Yamaha CS-80
Yamaha CS-80 (1977) 8-voices dual-layered analog polyphonic synthesizer, with 22 preset sounds & 6 user patches - VINTAGE SYNTH @ YAMAHA BOOTH - 2015 NAMM Show.jpg
ManufacturerYamaha
Dates1976 - 1980
PriceUS$6900
UK£4950
JP¥1,280,000
Technical specifications
Polyphony8 voices, dual layers
TimbralityMultitimbral
Oscillator2 per voice
LFO1 multi-waveform
Synthesis typeAnalog subtractive
Filter2 High-pass
2 Low-pass
AttenuatorADSR
Aftertouch expressionYes, polyphonic
Velocity expressionYes
Storage memory22 preset
4 user
Effectschorus, tremolo
Input/output
Keyboard61-note with velocity
and polyphonic aftertouch (on a per note rather than per patch basis)
Left-hand controlRibbon Controller

Production of the instrument ceased in 1980. Vying with the Sequential Circuits Prophet-5, and Oberheim OB-X polysynths, the CS-80 is regularly described as the pre-eminent polyphonic analog synthesizer,[1][2] and commands amongst the highest prices of any polyphonic synthesizer.[1]

Contents

Software and hardware emulationsEdit

There are two plug-in instrument software emulations of the CS-80 for usage in digital audio workstation, music sequencer, and other software which supports the plug-in formats that these instruments were implemented and released in: the "CS-80 V" from Arturia[3] which was released in 2003, the "ME80" from memorymoon which was released in 2009.

There are no known hardware clones of the entire CS-80. At the 2014 NAMM Show, Studio Electronics premiered their new Boomstar SE80 synthesizer which includes a cloned filter section of the CS-80. At the 2018 NAMM Show, Black Corporation showed Deckard's Dream, a rackmount synthesizer with CS-80 inspired architecture and features and supports polyphonic aftertouch via compatible third party external keyboards.

VangelisEdit

The Greek electronic composer Vangelis used the Yamaha CS-80 extensively.

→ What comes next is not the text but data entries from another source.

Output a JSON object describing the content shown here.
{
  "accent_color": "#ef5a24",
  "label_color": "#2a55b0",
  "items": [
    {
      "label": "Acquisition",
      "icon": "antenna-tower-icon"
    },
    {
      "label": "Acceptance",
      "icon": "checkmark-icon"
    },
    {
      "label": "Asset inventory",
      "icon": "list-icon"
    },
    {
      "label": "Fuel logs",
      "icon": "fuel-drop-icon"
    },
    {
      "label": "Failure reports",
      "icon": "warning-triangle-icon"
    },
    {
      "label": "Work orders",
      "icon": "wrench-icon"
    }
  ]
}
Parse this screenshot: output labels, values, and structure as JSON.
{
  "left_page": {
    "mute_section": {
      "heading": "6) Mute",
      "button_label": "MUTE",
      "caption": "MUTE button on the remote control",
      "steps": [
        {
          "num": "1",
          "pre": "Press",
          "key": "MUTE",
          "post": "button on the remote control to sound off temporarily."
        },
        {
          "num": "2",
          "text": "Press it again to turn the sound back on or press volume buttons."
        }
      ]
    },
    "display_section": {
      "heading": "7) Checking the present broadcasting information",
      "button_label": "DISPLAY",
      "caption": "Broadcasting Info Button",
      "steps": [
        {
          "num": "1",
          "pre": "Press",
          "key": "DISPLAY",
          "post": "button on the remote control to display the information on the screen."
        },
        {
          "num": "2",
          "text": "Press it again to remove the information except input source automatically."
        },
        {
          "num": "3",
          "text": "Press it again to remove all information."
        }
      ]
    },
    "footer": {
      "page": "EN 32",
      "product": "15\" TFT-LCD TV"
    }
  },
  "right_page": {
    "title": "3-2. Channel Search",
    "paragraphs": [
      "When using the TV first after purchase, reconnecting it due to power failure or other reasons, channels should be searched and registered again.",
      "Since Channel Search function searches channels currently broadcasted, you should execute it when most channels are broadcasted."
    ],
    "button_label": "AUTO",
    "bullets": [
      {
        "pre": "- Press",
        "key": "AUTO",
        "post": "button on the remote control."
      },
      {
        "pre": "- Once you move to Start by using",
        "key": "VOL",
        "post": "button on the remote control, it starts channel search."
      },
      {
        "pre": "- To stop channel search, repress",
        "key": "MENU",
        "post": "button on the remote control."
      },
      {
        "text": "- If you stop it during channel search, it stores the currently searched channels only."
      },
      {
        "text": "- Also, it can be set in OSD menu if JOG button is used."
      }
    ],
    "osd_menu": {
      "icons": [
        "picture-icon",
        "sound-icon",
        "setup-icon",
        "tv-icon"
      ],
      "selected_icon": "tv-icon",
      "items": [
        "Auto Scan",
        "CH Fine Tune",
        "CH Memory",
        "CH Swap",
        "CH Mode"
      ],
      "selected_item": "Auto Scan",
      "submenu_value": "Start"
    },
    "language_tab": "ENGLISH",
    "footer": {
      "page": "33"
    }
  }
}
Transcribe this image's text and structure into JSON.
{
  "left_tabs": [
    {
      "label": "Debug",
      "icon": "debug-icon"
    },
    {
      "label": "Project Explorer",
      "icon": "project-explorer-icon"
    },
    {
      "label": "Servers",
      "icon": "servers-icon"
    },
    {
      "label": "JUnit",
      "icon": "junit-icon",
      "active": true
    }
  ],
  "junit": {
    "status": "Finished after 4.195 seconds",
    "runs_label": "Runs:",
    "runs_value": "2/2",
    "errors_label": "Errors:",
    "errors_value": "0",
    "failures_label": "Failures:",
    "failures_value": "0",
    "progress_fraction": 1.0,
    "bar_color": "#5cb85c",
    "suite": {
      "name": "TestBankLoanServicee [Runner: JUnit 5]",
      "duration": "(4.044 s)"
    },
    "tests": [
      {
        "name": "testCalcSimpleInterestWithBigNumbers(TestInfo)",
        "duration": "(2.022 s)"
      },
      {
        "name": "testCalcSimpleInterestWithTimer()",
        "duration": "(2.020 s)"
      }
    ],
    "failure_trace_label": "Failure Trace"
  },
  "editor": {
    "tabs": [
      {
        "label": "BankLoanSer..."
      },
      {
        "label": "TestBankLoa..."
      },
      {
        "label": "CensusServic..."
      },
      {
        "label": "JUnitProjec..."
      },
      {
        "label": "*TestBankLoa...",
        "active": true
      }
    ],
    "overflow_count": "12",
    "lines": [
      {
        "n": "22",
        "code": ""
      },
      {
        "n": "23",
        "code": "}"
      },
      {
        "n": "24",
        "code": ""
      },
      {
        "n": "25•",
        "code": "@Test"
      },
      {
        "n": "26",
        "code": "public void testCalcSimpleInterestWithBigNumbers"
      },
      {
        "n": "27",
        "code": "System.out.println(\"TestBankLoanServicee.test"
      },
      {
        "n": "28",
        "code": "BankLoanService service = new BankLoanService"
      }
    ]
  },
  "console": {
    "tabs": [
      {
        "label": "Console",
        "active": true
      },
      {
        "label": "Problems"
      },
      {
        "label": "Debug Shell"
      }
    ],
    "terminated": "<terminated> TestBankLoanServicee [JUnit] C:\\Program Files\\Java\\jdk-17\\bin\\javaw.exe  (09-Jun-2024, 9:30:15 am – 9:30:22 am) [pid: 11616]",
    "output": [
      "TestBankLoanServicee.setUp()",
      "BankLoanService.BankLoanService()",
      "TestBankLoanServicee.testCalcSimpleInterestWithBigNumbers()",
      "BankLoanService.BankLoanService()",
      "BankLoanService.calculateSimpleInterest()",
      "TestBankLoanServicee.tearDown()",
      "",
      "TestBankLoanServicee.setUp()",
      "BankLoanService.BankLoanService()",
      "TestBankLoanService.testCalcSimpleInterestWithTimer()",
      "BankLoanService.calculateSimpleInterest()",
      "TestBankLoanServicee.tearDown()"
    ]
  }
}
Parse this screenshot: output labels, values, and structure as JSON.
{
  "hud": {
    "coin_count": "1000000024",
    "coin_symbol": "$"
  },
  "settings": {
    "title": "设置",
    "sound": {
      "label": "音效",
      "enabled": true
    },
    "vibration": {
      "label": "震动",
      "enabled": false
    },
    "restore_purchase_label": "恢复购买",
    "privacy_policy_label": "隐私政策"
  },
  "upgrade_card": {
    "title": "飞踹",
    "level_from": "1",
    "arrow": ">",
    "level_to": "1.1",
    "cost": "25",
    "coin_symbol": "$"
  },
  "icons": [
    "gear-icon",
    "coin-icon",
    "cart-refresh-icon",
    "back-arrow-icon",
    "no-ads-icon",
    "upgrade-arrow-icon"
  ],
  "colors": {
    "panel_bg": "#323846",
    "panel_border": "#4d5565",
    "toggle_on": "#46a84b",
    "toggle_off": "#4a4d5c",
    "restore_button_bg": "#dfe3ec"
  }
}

He praised the instrument for its capabilities, describing it as "the most important synthesizer in my career — and for me the best analogue synthesizer design there has ever been. It was a brilliant instrument, though unfortunately not a very successful one. It needs a lot of practice if you want to be able to play it properly, but that’s because it’s the only synthesizer I could describe as being a real instrument, mainly because of the keyboard — the way it’s built and what you can do with it."[4]

Notable usersEdit

See alsoEdit

ReferencesEdit

  1. ^ a b "The World's most desirable and valuable synthesizers and drum machines". attack magazine. Retrieved 2014-11-12.
  2. ^ "The Schmidt synth and the CS80". synthtopia. 2011-04-07.
  3. ^ Magnus, Nick; Reid, Gordon. "Arturia CS80V - Software Synth (Mac/PC)". Reviews : Software: ALL. Sound On Sound. No. April 2005.
  4. ^ Dan Goldstein (November 1984), "Soil Festivities Vangelis Speaks", Electronics & Music Maker, retrieved August 22, 2016

BibliographyEdit

External linksEdit